The furore following the announcement that Jenny Craig CEO Amy Smith would address a gathering of hundreds of girls' school teachers has once again brought the uncomfortable issue of corporate presence in schools to light.
The public response – that school groups should not be seen to endorse the dieting industry – is certainly warranted. But such corporate presence in education is really just the tip of the iceberg.
When I was very young, the father of the neighbor’s family – a young academic - suddenly disappeared. The young academic was working, I was later told, on original research upon which he had pinned the hopes for his career. Nearing the completion of his work, however, a professor he had been working with published the young academic’s original work under the professor’s own name.
There was a complaint but the professor prevailed. This was and often still is the case in such unequal power relationships.
This young academic’s one piece of career-making work stolen and not finding justice through the academic process, he ended his life. It was an extreme response, but one that illustrated the absolute seriousness of intellectual property. It also illustrated the intellectual dishonesty that pervaded academia.
The current debate in Timor-Leste about whether to use a ‘mother tongue’ or home language for the first years of education or whether to focus on building Tetum as a national language has raised a number of important points. These include whether local languages are, in the long term, viable and whether they could promote disunity, or whether children already disadvantaged by communication in a multiplicity of languages will learn better if they start in a language they are most familiar with.
The literature on learning does clearly indicate that children are more engaged and do have better educational outcomes if they at least begin their education in a language they are most familiar with. A second, national language can be taught as part of the school curriculum and, at a point at which students are sufficiently advanced, they can switch to the national language.
The caps are coming off and university administrations are nervous. Just what a demand driven system means for university recruitment, no-one really knows for sure. What I know for sure is that as well as ensuring recruitment targets are met, we need to be ready to ensure the success of the students we recruit, especially the ones who are from underprivileged backgrounds.

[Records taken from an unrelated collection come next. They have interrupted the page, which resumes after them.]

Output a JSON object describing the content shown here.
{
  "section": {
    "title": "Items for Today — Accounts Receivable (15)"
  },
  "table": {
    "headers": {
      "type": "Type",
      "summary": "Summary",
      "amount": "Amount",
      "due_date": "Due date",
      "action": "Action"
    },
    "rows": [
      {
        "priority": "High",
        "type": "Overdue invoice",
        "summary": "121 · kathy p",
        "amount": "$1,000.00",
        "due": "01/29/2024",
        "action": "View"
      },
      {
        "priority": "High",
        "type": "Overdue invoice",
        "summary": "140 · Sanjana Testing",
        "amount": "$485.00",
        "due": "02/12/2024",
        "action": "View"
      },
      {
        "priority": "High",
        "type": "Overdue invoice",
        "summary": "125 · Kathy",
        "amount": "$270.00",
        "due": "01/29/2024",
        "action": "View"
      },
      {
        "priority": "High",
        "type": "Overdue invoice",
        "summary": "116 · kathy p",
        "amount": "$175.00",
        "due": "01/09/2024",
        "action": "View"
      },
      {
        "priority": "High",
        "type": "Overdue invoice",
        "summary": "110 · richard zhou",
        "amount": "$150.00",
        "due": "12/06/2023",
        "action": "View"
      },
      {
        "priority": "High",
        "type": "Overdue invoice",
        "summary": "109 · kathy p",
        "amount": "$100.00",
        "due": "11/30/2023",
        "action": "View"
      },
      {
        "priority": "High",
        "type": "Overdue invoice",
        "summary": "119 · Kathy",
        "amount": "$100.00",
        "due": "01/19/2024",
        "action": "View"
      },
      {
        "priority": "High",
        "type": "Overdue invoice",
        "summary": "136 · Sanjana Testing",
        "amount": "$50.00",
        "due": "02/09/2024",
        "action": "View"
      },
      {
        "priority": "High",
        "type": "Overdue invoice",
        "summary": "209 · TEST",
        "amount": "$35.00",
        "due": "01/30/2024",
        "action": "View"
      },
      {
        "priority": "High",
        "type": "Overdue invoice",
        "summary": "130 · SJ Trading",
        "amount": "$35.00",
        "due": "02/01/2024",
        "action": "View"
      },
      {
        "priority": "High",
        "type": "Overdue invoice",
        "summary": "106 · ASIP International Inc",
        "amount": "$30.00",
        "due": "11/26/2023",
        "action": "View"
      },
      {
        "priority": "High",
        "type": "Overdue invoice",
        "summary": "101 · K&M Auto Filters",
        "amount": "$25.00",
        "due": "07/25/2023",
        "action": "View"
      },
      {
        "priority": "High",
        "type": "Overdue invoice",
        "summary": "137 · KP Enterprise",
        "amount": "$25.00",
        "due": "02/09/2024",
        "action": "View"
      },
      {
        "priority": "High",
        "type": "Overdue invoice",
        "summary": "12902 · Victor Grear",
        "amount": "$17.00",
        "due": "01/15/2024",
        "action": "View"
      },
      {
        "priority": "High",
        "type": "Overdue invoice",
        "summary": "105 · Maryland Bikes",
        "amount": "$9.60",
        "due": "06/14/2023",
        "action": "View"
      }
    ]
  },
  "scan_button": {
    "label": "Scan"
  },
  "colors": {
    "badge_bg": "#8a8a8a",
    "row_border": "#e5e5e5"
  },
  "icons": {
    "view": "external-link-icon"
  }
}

I think we should give them all schoalrships, bursaries, stipends and all the other versions of free money available. Lucky I don't rule the university world or we'd be spending a bit of money (and maybe keeping more students to completion...ahem).
We also need to assist those who aren't familiar with the discourses and norms of higher education to understand what is expected of them as university students and to learn to perform in ways that ensure their success. Easy to type, hard to do. But some research I led last year has some cool tips.

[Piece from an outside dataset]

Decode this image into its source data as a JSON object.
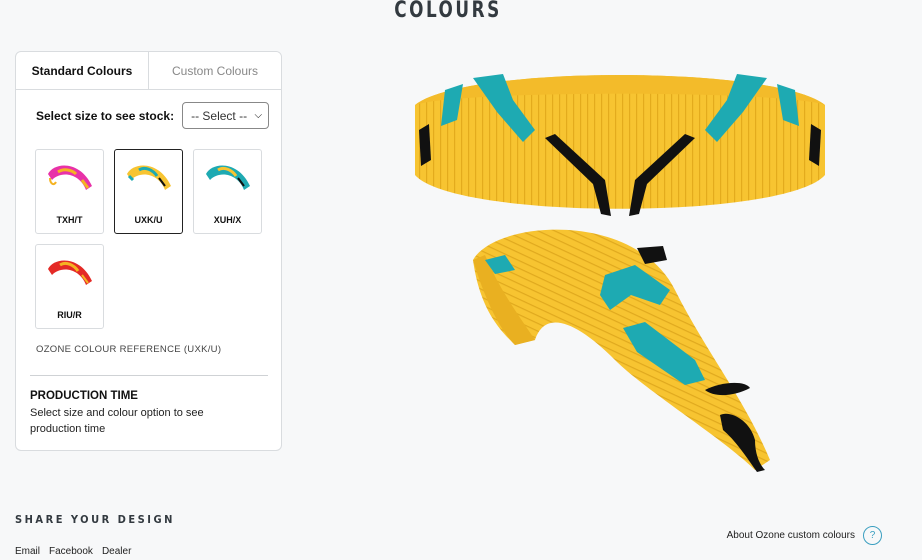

Edited extract of address to the Business Leader’s Luncheon in Warrnambool on Monday 26 September.
My topic today is, “Does a University town bring real benefits or is it all just spin?”
Many towns do not have a university. Those that do are often fiercely proud of what they have. All towns put up a fight at the merest rumour that the University will close or leave town.

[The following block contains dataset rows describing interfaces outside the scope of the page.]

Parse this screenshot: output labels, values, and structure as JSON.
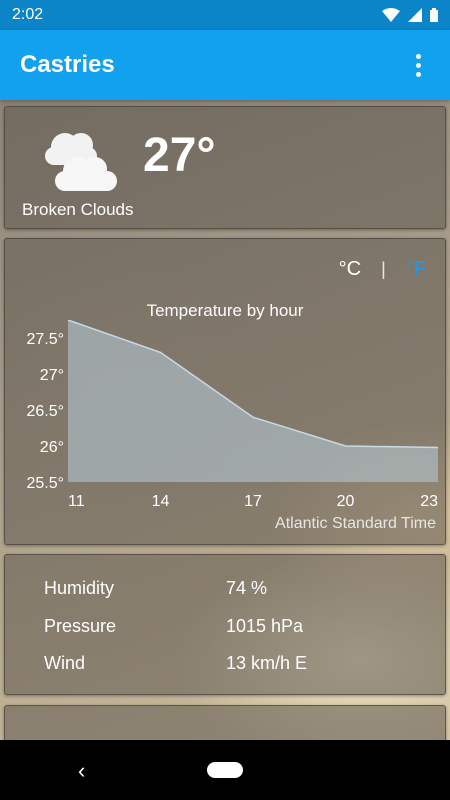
{
  "status_bar": {
    "time": "2:02"
  },
  "app_bar": {
    "title": "Castries"
  },
  "current": {
    "temperature": "27°",
    "condition": "Broken Clouds",
    "icon": "broken-clouds-icon"
  },
  "units": {
    "celsius": "°C",
    "separator": "|",
    "fahrenheit": "°F",
    "selected": "°C"
  },
  "chart_data": {
    "type": "area",
    "title": "Temperature by hour",
    "xlabel": "Atlantic Standard Time",
    "ylabel": "",
    "x": [
      11,
      14,
      17,
      20,
      23
    ],
    "values": [
      27.75,
      27.3,
      26.4,
      26.0,
      25.98
    ],
    "x_ticks": [
      "11",
      "14",
      "17",
      "20",
      "23"
    ],
    "y_ticks": [
      "27.5°",
      "27°",
      "26.5°",
      "26°",
      "25.5°"
    ],
    "ylim": [
      25.5,
      27.75
    ],
    "colors": {
      "fill": "#b8ccd8",
      "stroke": "#c8dae6"
    }
  },
  "details": [
    {
      "label": "Humidity",
      "value": "74 %"
    },
    {
      "label": "Pressure",
      "value": "1015 hPa"
    },
    {
      "label": "Wind",
      "value": "13 km/h E"
    }
  ],
  "colors": {
    "status_bar": "#0c84c8",
    "app_bar": "#12a1ee",
    "accent": "#1a9de6"
  }
}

So what is it all about? Is it just spin and fluff? Or is there more to it?
This post was published in ACEL's weekly online newsletter (22/08/20110
Working with regions is a step in the right direction The Grattan Institute report on Investing in regions is timely as both Federal and Victorian governments grapple with challenges of a ‘two speed’ or ‘patchwork’ economy and metropolitan transport and planning problems arising from rapid population growth. The report takes an unapologetic economic stance, and implicitly accepts that the benefits of agglomeration economics (economic growth) outweigh the costs. Its findings suggest that market forces should be left to ‘get on with it’. Social, civic and environmental returns are key components of liveability. They are the reason people are moving to coastal cities and ‘bolting’ regions. It is up to governments to make sure that economics does not drown these out. Common sense confirms Grattan’s main conclusion: that government spending will not produce the same return regardless of where it is spent.
Desperate times, they say, call for desperate measures. Proposing to cut $400 million from Australia's aid budget to Indonesia’s schools program looks pretty desperate. So one can only assume that having alienated damp Queensland voters and not just a few Victorians, Tony Abbott is trying to find a way out of opposing the one-off tax hole he has dug himself into.
Someone should tell him that the first rule of holes is, when you are in one, stop digging.
Abbott’s chopping of the Indonesian education program would be an abysmal policy decision, but for one saving grace: being in opposition means it won’t be enacted.
In a recent newspaper article (Long way to top 10, The Age (Melbourne, Australia)
I think I just made up a word – edu-politics – but maybe I didn’t . . . but it doesn’t seem to matter in the madness of the current election campaigns. ...